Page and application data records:
+--
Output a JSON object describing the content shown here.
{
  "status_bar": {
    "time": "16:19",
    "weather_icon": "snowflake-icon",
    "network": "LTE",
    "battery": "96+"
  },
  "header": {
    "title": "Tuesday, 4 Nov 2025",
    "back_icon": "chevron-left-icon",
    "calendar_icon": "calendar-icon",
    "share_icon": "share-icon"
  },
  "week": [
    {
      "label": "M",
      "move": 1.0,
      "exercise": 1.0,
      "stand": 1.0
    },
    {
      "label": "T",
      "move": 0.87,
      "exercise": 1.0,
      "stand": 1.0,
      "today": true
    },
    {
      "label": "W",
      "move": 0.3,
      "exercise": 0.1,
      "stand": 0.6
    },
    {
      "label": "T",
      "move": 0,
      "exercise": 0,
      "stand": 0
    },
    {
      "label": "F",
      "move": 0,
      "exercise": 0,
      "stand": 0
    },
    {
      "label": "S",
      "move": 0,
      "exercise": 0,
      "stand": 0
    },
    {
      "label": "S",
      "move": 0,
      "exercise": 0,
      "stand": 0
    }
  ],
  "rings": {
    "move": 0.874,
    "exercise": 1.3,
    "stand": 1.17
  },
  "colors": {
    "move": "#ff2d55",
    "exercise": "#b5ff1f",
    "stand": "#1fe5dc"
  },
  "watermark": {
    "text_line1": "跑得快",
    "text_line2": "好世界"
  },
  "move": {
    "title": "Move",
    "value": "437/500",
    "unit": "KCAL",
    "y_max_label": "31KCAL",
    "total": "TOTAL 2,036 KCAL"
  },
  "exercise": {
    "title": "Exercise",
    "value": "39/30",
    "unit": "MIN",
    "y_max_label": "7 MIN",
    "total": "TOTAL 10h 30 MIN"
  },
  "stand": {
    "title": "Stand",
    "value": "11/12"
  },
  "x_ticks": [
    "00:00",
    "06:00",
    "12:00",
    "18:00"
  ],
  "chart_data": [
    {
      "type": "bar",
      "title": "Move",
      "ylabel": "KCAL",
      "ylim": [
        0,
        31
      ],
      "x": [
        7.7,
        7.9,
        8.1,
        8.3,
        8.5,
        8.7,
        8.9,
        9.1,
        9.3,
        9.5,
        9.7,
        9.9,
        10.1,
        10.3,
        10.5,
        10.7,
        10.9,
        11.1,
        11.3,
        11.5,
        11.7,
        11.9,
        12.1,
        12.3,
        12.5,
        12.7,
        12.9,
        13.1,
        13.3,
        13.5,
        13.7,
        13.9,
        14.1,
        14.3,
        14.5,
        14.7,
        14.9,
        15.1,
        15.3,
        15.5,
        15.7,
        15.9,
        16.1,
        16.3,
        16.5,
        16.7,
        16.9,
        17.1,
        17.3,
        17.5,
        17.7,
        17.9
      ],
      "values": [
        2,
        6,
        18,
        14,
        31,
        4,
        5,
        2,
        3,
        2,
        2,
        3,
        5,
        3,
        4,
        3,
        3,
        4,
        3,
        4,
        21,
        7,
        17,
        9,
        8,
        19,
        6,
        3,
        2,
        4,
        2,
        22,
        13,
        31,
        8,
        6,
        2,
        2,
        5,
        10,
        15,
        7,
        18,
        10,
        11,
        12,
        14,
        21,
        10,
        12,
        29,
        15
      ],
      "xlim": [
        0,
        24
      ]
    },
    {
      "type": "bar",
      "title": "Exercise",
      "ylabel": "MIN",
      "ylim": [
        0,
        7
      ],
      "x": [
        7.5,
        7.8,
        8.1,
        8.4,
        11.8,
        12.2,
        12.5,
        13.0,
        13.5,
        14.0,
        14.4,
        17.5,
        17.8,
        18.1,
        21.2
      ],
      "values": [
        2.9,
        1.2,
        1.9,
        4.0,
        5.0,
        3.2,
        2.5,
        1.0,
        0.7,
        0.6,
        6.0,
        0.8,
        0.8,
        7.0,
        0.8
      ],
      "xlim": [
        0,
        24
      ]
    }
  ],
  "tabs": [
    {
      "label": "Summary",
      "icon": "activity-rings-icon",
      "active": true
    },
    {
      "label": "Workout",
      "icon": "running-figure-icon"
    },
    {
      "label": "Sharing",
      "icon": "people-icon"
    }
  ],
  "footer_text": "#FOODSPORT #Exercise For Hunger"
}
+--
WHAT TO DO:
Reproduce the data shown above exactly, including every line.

SOLUTION TO THIS TASK:
Output a JSON object describing the content shown here.
{
  "status_bar": {
    "time": "16:19",
    "weather_icon": "snowflake-icon",
    "network": "LTE",
    "battery": "96+"
  },
  "header": {
    "title": "Tuesday, 4 Nov 2025",
    "back_icon": "chevron-left-icon",
    "calendar_icon": "calendar-icon",
    "share_icon": "share-icon"
  },
  "week": [
    {
      "label": "M",
      "move": 1.0,
      "exercise": 1.0,
      "stand": 1.0
    },
    {
      "label": "T",
      "move": 0.87,
      "exercise": 1.0,
      "stand": 1.0,
      "today": true
    },
    {
      "label": "W",
      "move": 0.3,
      "exercise": 0.1,
      "stand": 0.6
    },
    {
      "label": "T",
      "move": 0,
      "exercise": 0,
      "stand": 0
    },
    {
      "label": "F",
      "move": 0,
      "exercise": 0,
      "stand": 0
    },
    {
      "label": "S",
      "move": 0,
      "exercise": 0,
      "stand": 0
    },
    {
      "label": "S",
      "move": 0,
      "exercise": 0,
      "stand": 0
    }
  ],
  "rings": {
    "move": 0.874,
    "exercise": 1.3,
    "stand": 1.17
  },
  "colors": {
    "move": "#ff2d55",
    "exercise": "#b5ff1f",
    "stand": "#1fe5dc"
  },
  "watermark": {
    "text_line1": "跑得快",
    "text_line2": "好世界"
  },
  "move": {
    "title": "Move",
    "value": "437/500",
    "unit": "KCAL",
    "y_max_label": "31KCAL",
    "total": "TOTAL 2,036 KCAL"
  },
  "exercise": {
    "title": "Exercise",
    "value": "39/30",
    "unit": "MIN",
    "y_max_label": "7 MIN",
    "total": "TOTAL 10h 30 MIN"
  },
  "stand": {
    "title": "Stand",
    "value": "11/12"
  },
  "x_ticks": [
    "00:00",
    "06:00",
    "12:00",
    "18:00"
  ],
  "chart_data": [
    {
      "type": "bar",
      "title": "Move",
      "ylabel": "KCAL",
      "ylim": [
        0,
        31
      ],
      "x": [
        7.7,
        7.9,
        8.1,
        8.3,
        8.5,
        8.7,
        8.9,
        9.1,
        9.3,
        9.5,
        9.7,
        9.9,
        10.1,
        10.3,
        10.5,
        10.7,
        10.9,
        11.1,
        11.3,
        11.5,
        11.7,
        11.9,
        12.1,
        12.3,
        12.5,
        12.7,
        12.9,
        13.1,
        13.3,
        13.5,
        13.7,
        13.9,
        14.1,
        14.3,
        14.5,
        14.7,
        14.9,
        15.1,
        15.3,
        15.5,
        15.7,
        15.9,
        16.1,
        16.3,
        16.5,
        16.7,
        16.9,
        17.1,
        17.3,
        17.5,
        17.7,
        17.9
      ],
      "values": [
        2,
        6,
        18,
        14,
        31,
        4,
        5,
        2,
        3,
        2,
        2,
        3,
        5,
        3,
        4,
        3,
        3,
        4,
        3,
        4,
        21,
        7,
        17,
        9,
        8,
        19,
        6,
        3,
        2,
        4,
        2,
        22,
        13,
        31,
        8,
        6,
        2,
        2,
        5,
        10,
        15,
        7,
        18,
        10,
        11,
        12,
        14,
        21,
        10,
        12,
        29,
        15
      ],
      "xlim": [
        0,
        24
      ]
    },
    {
      "type": "bar",
      "title": "Exercise",
      "ylabel": "MIN",
      "ylim": [
        0,
        7
      ],
      "x": [
        7.5,
        7.8,
        8.1,
        8.4,
        11.8,
        12.2,
        12.5,
        13.0,
        13.5,
        14.0,
        14.4,
        17.5,
        17.8,
        18.1,
        21.2
      ],
      "values": [
        2.9,
        1.2,
        1.9,
        4.0,
        5.0,
        3.2,
        2.5,
        1.0,
        0.7,
        0.6,
        6.0,
        0.8,
        0.8,
        7.0,
        0.8
      ],
      "xlim": [
        0,
        24
      ]
    }
  ],
  "tabs": [
    {
      "label": "Summary",
      "icon": "activity-rings-icon",
      "active": true
    },
    {
      "label": "Workout",
      "icon": "running-figure-icon"
    },
    {
      "label": "Sharing",
      "icon": "people-icon"
    }
  ],
  "footer_text": "#FOODSPORT #Exercise For Hunger"
}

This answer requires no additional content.